- WORK ITEM: An exact copy of all the data, minus the images, is required.

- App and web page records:
^^^^

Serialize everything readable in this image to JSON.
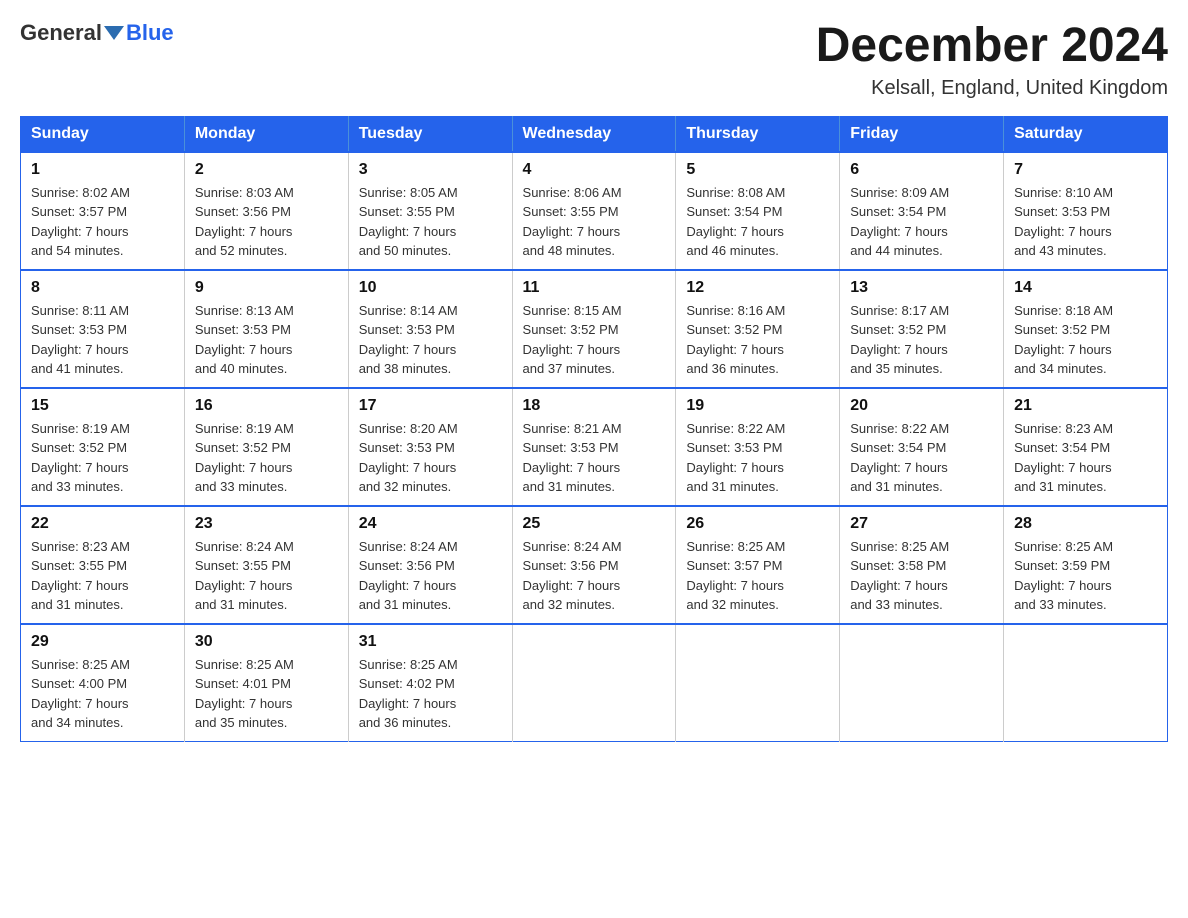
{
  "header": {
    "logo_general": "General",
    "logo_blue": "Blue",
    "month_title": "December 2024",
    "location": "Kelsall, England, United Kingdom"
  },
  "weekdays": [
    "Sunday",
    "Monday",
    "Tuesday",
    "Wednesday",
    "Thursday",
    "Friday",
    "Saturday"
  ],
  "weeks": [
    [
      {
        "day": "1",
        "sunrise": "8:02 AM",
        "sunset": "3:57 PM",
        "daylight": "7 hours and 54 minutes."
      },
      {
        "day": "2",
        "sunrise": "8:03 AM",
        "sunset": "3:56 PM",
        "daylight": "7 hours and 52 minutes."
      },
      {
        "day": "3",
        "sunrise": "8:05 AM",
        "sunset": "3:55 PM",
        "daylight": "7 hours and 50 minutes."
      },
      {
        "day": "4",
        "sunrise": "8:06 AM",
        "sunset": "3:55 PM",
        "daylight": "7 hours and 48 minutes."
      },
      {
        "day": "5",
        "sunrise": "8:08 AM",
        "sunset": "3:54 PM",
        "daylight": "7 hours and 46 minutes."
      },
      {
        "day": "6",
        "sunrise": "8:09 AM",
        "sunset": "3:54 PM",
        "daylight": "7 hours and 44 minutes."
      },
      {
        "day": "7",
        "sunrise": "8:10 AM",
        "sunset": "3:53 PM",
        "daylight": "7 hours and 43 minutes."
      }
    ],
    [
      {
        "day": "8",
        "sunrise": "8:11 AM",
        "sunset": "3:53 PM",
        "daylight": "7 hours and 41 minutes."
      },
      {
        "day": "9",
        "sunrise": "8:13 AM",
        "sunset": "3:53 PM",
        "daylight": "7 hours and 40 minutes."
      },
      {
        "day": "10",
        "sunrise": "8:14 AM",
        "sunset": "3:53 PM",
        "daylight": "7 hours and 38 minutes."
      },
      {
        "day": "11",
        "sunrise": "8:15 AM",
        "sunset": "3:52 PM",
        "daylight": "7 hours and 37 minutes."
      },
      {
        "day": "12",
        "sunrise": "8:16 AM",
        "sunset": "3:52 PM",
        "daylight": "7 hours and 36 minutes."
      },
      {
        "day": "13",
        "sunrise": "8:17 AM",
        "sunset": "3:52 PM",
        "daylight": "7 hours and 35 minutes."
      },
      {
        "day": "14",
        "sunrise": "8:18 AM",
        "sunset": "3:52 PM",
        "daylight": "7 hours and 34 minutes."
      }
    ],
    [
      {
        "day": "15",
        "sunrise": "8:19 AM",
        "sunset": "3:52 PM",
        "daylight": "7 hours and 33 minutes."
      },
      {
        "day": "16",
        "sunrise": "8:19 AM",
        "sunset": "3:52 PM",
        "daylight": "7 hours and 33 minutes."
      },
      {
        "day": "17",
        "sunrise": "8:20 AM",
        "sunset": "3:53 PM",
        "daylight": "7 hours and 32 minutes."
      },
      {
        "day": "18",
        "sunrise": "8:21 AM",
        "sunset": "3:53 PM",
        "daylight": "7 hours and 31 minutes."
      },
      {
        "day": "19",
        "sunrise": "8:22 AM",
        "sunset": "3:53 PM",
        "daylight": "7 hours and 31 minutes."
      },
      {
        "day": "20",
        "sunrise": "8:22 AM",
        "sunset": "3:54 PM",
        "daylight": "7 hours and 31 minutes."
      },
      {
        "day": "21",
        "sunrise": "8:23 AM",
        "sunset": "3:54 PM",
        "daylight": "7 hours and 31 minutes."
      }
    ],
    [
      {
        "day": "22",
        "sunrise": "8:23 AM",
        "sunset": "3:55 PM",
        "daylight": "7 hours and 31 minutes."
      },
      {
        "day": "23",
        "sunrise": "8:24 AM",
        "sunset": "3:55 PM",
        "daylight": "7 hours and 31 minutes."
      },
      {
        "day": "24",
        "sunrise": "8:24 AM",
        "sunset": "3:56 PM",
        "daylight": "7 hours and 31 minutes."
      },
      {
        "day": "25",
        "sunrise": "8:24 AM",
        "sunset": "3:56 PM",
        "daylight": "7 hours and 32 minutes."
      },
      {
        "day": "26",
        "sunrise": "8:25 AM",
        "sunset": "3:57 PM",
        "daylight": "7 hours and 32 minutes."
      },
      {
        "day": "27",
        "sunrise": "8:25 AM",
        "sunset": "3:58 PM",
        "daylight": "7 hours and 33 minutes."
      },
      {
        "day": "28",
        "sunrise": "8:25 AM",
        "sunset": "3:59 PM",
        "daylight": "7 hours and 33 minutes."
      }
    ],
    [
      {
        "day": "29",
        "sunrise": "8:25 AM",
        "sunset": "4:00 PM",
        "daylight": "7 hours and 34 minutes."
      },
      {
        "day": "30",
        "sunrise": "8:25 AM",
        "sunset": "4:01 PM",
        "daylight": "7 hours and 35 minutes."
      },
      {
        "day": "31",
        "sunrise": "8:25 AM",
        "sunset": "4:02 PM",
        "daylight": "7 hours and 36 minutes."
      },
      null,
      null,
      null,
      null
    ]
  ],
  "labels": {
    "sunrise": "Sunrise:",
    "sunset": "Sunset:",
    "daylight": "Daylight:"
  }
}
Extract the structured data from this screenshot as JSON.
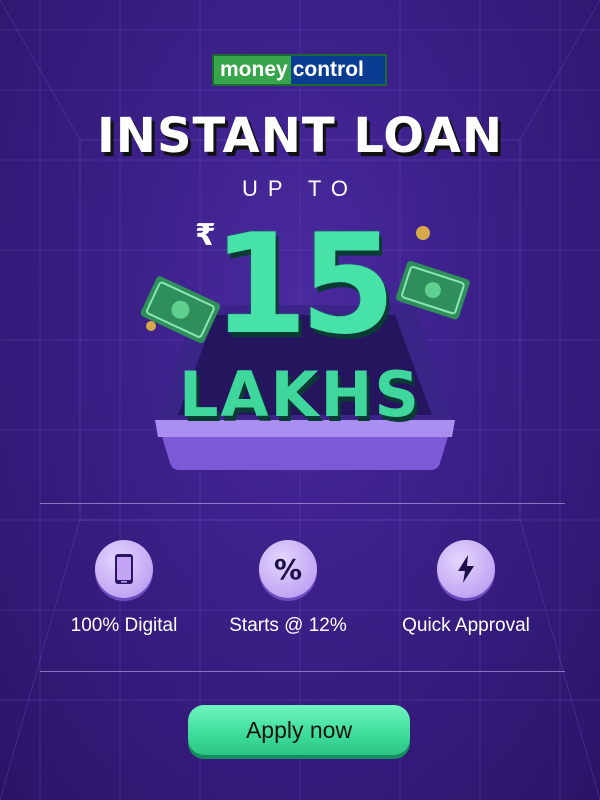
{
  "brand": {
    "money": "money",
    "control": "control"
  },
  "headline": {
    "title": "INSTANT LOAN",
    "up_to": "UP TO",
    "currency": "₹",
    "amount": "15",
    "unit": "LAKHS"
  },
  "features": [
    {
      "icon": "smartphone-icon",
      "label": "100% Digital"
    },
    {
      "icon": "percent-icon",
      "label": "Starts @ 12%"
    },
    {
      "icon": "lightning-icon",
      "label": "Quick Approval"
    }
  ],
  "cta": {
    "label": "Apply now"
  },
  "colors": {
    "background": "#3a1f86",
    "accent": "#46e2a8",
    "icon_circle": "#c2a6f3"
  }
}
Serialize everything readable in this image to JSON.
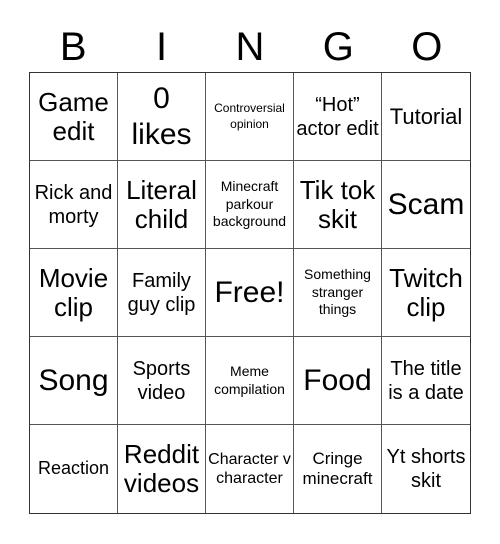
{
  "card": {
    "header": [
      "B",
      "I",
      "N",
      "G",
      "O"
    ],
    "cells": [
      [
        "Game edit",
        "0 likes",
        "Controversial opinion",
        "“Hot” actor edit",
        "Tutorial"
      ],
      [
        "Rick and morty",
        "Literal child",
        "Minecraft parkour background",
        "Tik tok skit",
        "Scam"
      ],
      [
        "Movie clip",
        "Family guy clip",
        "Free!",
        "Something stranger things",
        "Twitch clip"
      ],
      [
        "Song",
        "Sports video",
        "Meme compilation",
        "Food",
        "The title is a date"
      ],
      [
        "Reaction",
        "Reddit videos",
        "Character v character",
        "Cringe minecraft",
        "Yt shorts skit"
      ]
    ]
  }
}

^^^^

- YOUR SOLUTION:
Serialize everything readable in this image to JSON.
{
  "header": {
    "logo_general": "General",
    "logo_blue": "Blue",
    "month_title": "December 2024",
    "location": "Kelsall, England, United Kingdom"
  },
  "weekdays": [
    "Sunday",
    "Monday",
    "Tuesday",
    "Wednesday",
    "Thursday",
    "Friday",
    "Saturday"
  ],
  "weeks": [
    [
      {
        "day": "1",
        "sunrise": "8:02 AM",
        "sunset": "3:57 PM",
        "daylight": "7 hours and 54 minutes."
      },
      {
        "day": "2",
        "sunrise": "8:03 AM",
        "sunset": "3:56 PM",
        "daylight": "7 hours and 52 minutes."
      },
      {
        "day": "3",
        "sunrise": "8:05 AM",
        "sunset": "3:55 PM",
        "daylight": "7 hours and 50 minutes."
      },
      {
        "day": "4",
        "sunrise": "8:06 AM",
        "sunset": "3:55 PM",
        "daylight": "7 hours and 48 minutes."
      },
      {
        "day": "5",
        "sunrise": "8:08 AM",
        "sunset": "3:54 PM",
        "daylight": "7 hours and 46 minutes."
      },
      {
        "day": "6",
        "sunrise": "8:09 AM",
        "sunset": "3:54 PM",
        "daylight": "7 hours and 44 minutes."
      },
      {
        "day": "7",
        "sunrise": "8:10 AM",
        "sunset": "3:53 PM",
        "daylight": "7 hours and 43 minutes."
      }
    ],
    [
      {
        "day": "8",
        "sunrise": "8:11 AM",
        "sunset": "3:53 PM",
        "daylight": "7 hours and 41 minutes."
      },
      {
        "day": "9",
        "sunrise": "8:13 AM",
        "sunset": "3:53 PM",
        "daylight": "7 hours and 40 minutes."
      },
      {
        "day": "10",
        "sunrise": "8:14 AM",
        "sunset": "3:53 PM",
        "daylight": "7 hours and 38 minutes."
      },
      {
        "day": "11",
        "sunrise": "8:15 AM",
        "sunset": "3:52 PM",
        "daylight": "7 hours and 37 minutes."
      },
      {
        "day": "12",
        "sunrise": "8:16 AM",
        "sunset": "3:52 PM",
        "daylight": "7 hours and 36 minutes."
      },
      {
        "day": "13",
        "sunrise": "8:17 AM",
        "sunset": "3:52 PM",
        "daylight": "7 hours and 35 minutes."
      },
      {
        "day": "14",
        "sunrise": "8:18 AM",
        "sunset": "3:52 PM",
        "daylight": "7 hours and 34 minutes."
      }
    ],
    [
      {
        "day": "15",
        "sunrise": "8:19 AM",
        "sunset": "3:52 PM",
        "daylight": "7 hours and 33 minutes."
      },
      {
        "day": "16",
        "sunrise": "8:19 AM",
        "sunset": "3:52 PM",
        "daylight": "7 hours and 33 minutes."
      },
      {
        "day": "17",
        "sunrise": "8:20 AM",
        "sunset": "3:53 PM",
        "daylight": "7 hours and 32 minutes."
      },
      {
        "day": "18",
        "sunrise": "8:21 AM",
        "sunset": "3:53 PM",
        "daylight": "7 hours and 31 minutes."
      },
      {
        "day": "19",
        "sunrise": "8:22 AM",
        "sunset": "3:53 PM",
        "daylight": "7 hours and 31 minutes."
      },
      {
        "day": "20",
        "sunrise": "8:22 AM",
        "sunset": "3:54 PM",
        "daylight": "7 hours and 31 minutes."
      },
      {
        "day": "21",
        "sunrise": "8:23 AM",
        "sunset": "3:54 PM",
        "daylight": "7 hours and 31 minutes."
      }
    ],
    [
      {
        "day": "22",
        "sunrise": "8:23 AM",
        "sunset": "3:55 PM",
        "daylight": "7 hours and 31 minutes."
      },
      {
        "day": "23",
        "sunrise": "8:24 AM",
        "sunset": "3:55 PM",
        "daylight": "7 hours and 31 minutes."
      },
      {
        "day": "24",
        "sunrise": "8:24 AM",
        "sunset": "3:56 PM",
        "daylight": "7 hours and 31 minutes."
      },
      {
        "day": "25",
        "sunrise": "8:24 AM",
        "sunset": "3:56 PM",
        "daylight": "7 hours and 32 minutes."
      },
      {
        "day": "26",
        "sunrise": "8:25 AM",
        "sunset": "3:57 PM",
        "daylight": "7 hours and 32 minutes."
      },
      {
        "day": "27",
        "sunrise": "8:25 AM",
        "sunset": "3:58 PM",
        "daylight": "7 hours and 33 minutes."
      },
      {
        "day": "28",
        "sunrise": "8:25 AM",
        "sunset": "3:59 PM",
        "daylight": "7 hours and 33 minutes."
      }
    ],
    [
      {
        "day": "29",
        "sunrise": "8:25 AM",
        "sunset": "4:00 PM",
        "daylight": "7 hours and 34 minutes."
      },
      {
        "day": "30",
        "sunrise": "8:25 AM",
        "sunset": "4:01 PM",
        "daylight": "7 hours and 35 minutes."
      },
      {
        "day": "31",
        "sunrise": "8:25 AM",
        "sunset": "4:02 PM",
        "daylight": "7 hours and 36 minutes."
      },
      null,
      null,
      null,
      null
    ]
  ],
  "labels": {
    "sunrise": "Sunrise:",
    "sunset": "Sunset:",
    "daylight": "Daylight:"
  }
}
Extract the structured data from this screenshot as JSON.
{
  "brand": {
    "money": "money",
    "control": "control"
  },
  "headline": {
    "title": "INSTANT LOAN",
    "up_to": "UP TO",
    "currency": "₹",
    "amount": "15",
    "unit": "LAKHS"
  },
  "features": [
    {
      "icon": "smartphone-icon",
      "label": "100% Digital"
    },
    {
      "icon": "percent-icon",
      "label": "Starts @ 12%"
    },
    {
      "icon": "lightning-icon",
      "label": "Quick Approval"
    }
  ],
  "cta": {
    "label": "Apply now"
  },
  "colors": {
    "background": "#3a1f86",
    "accent": "#46e2a8",
    "icon_circle": "#c2a6f3"
  }
}
Serialize everything readable in this image to JSON.
{
  "card": {
    "header": [
      "B",
      "I",
      "N",
      "G",
      "O"
    ],
    "cells": [
      [
        "Game edit",
        "0 likes",
        "Controversial opinion",
        "“Hot” actor edit",
        "Tutorial"
      ],
      [
        "Rick and morty",
        "Literal child",
        "Minecraft parkour background",
        "Tik tok skit",
        "Scam"
      ],
      [
        "Movie clip",
        "Family guy clip",
        "Free!",
        "Something stranger things",
        "Twitch clip"
      ],
      [
        "Song",
        "Sports video",
        "Meme compilation",
        "Food",
        "The title is a date"
      ],
      [
        "Reaction",
        "Reddit videos",
        "Character v character",
        "Cringe minecraft",
        "Yt shorts skit"
      ]
    ]
  }
}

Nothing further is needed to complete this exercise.